In yet another move against Monsanto, legislation was introduced on January 15th in Rhode Island which calls for the labeling of any foods created using genetically engineered ingredients. The bill would effectively place a label
on any food containing GMOs, stating “produced with genetic engineering,” and would specify what the term ‘genetically engineered product’ means.
Passing of the bill would be a victory in the battle for our food supply, though it doesn’t quite cover all the grounds yet. Under Hull’s proposed legislation, the following would reportedly not be required to be labeled:
Food provided in any restaurant
Farm products sold by a farmer
Food-derived from a non-genetically modified animal fed or injected with engineered foods or drugs
Rep. Dennis Canario also introduced legislation on genetically modified organisms. Rep. Raymond Hull said he would “probably join forces” with Canario and his bill, though he added that only his own bill addresses concerns such as liquor companies’ use of genetically modified corn in producing alcohol – which would be revisited after the bill is passed.
Could Rhode Island’s bill be the catalyst for the live action of other GMO bills proposed around the country? Similar bills have been passed in states such as Maine and Connecticut, but nee to be ‘triggered.’ In other words, they will not take effect until comparable legislation is passed in other states.
For the bills to take effect, other states need to pass their own GMO labeling initiatives. Maine, for example, requires 5 nearby states to pass similar legislation, and Connecticut requires GMO bills to be passed in more Northeastern states that make up a combined population of 20 million.
As the bill heads to the state legislature’s Commerce Committee, it’s clear in virtually all polls that over 97% of the United States population wants to know what they’re eating — and Minnesota is no different.
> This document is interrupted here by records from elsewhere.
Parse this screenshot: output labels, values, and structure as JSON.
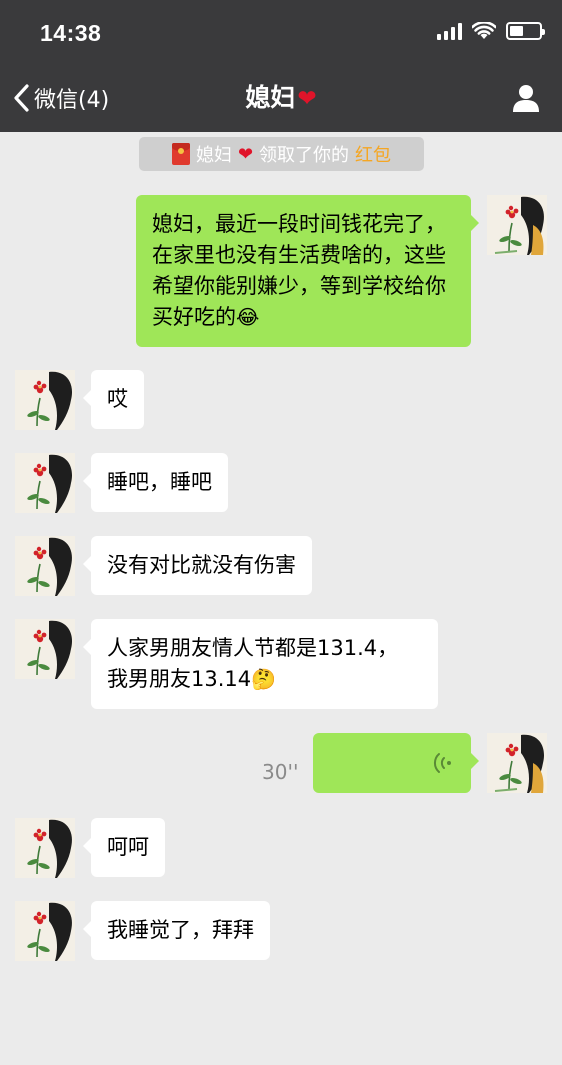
{
  "status_bar": {
    "time": "14:38"
  },
  "nav": {
    "back_label": "微信(4)",
    "title": "媳妇",
    "title_heart": "❤"
  },
  "notice": {
    "prefix": "媳妇",
    "heart": "❤",
    "middle": "领取了你的",
    "link": "红包"
  },
  "messages": [
    {
      "side": "right",
      "text": "媳妇，最近一段时间钱花完了，在家里也没有生活费啥的，这些希望你能别嫌少，等到学校给你买好吃的",
      "emoji": "😂"
    },
    {
      "side": "left",
      "text": "哎"
    },
    {
      "side": "left",
      "text": "睡吧，睡吧"
    },
    {
      "side": "left",
      "text": "没有对比就没有伤害"
    },
    {
      "side": "left",
      "line1": "人家男朋友情人节都是131.4，",
      "line2": "我男朋友13.14",
      "emoji": "🤔"
    },
    {
      "side": "right",
      "type": "voice",
      "duration": "30''"
    },
    {
      "side": "left",
      "text": "呵呵"
    },
    {
      "side": "left",
      "text": "我睡觉了，拜拜"
    }
  ],
  "colors": {
    "nav_bg": "#3a3a3c",
    "chat_bg": "#ebebeb",
    "bubble_self": "#9fe658",
    "bubble_other": "#ffffff",
    "link": "#f5a623",
    "heart": "#e0142a"
  },
  "icons": [
    "back-chevron-icon",
    "profile-icon",
    "signal-icon",
    "wifi-icon",
    "battery-icon",
    "red-packet-icon",
    "voice-wave-icon"
  ]
}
While Monsanto and other biotech companies continue to tout the safety of GMOs, countless other scientists (even those who were formerly pro-GMO) have voiced very real concerns. Along with 800 other scientists voicing concerns of potential GMO dangers, the head of the Council for Responsible Genetics for more than 30 years and a former fan of GMOs is now not so sure how safe they truly are. He says that one negative finding regarding risks of GMOs weighs ten times more than any positive study since most of the studies ‘proving GMO safety’ are funded by the industry, and often turn out to be false.
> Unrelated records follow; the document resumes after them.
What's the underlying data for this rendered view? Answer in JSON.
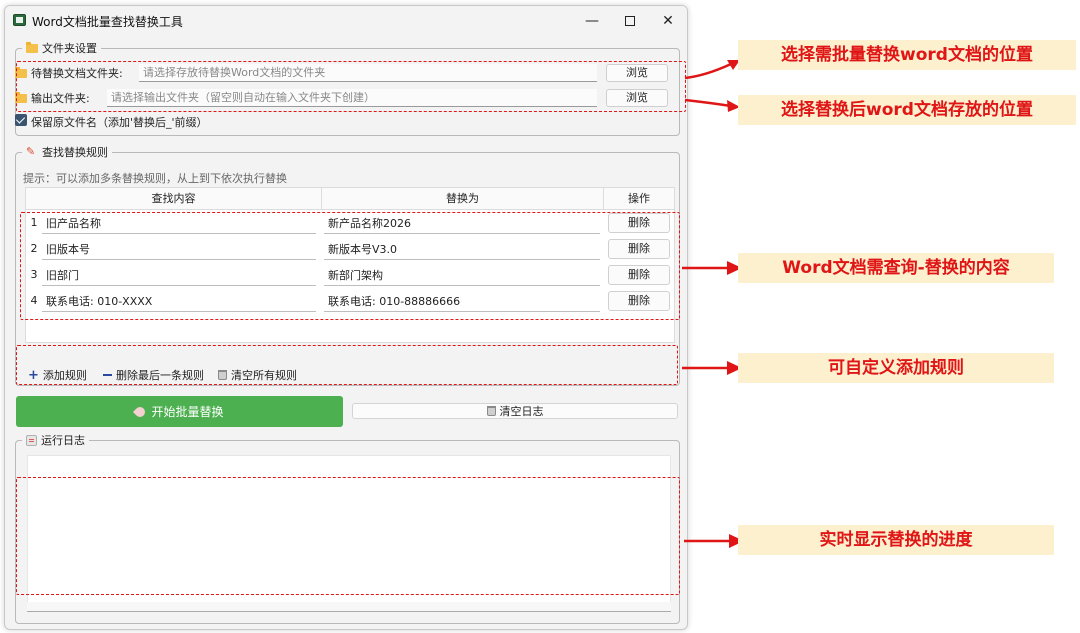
{
  "window": {
    "title": "Word文档批量查找替换工具",
    "minimize": "—",
    "close": "✕"
  },
  "folder_group": {
    "title": "文件夹设置",
    "source_label": "待替换文档文件夹:",
    "source_placeholder": "请选择存放待替换Word文档的文件夹",
    "source_browse": "浏览",
    "output_label": "输出文件夹:",
    "output_placeholder": "请选择输出文件夹（留空则自动在输入文件夹下创建）",
    "output_browse": "浏览",
    "keep_name_label": "保留原文件名（添加'替换后_'前缀）",
    "keep_name_checked": true
  },
  "rules_group": {
    "title": "查找替换规则",
    "hint": "提示：可以添加多条替换规则，从上到下依次执行替换",
    "headers": [
      "查找内容",
      "替换为",
      "操作"
    ],
    "rows": [
      {
        "num": "1",
        "find": "旧产品名称",
        "replace": "新产品名称2026",
        "action": "删除"
      },
      {
        "num": "2",
        "find": "旧版本号",
        "replace": "新版本号V3.0",
        "action": "删除"
      },
      {
        "num": "3",
        "find": "旧部门",
        "replace": "新部门架构",
        "action": "删除"
      },
      {
        "num": "4",
        "find": "联系电话: 010-XXXX",
        "replace": "联系电话: 010-88886666",
        "action": "删除"
      }
    ],
    "add_rule": "添加规则",
    "delete_last": "删除最后一条规则",
    "clear_all": "清空所有规则"
  },
  "actions": {
    "start": "开始批量替换",
    "clear_log": "清空日志"
  },
  "log_group": {
    "title": "运行日志"
  },
  "callouts": [
    "选择需批量替换word文档的位置",
    "选择替换后word文档存放的位置",
    "Word文档需查询-替换的内容",
    "可自定义添加规则",
    "实时显示替换的进度"
  ],
  "colors": {
    "accent_green": "#4caf50",
    "annotation_red": "#e01515",
    "callout_bg": "#fdf0cf"
  }
}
Though not anti-GMO, he believes that the industry has been negligent in telling the truths regarding these relatively recent creations.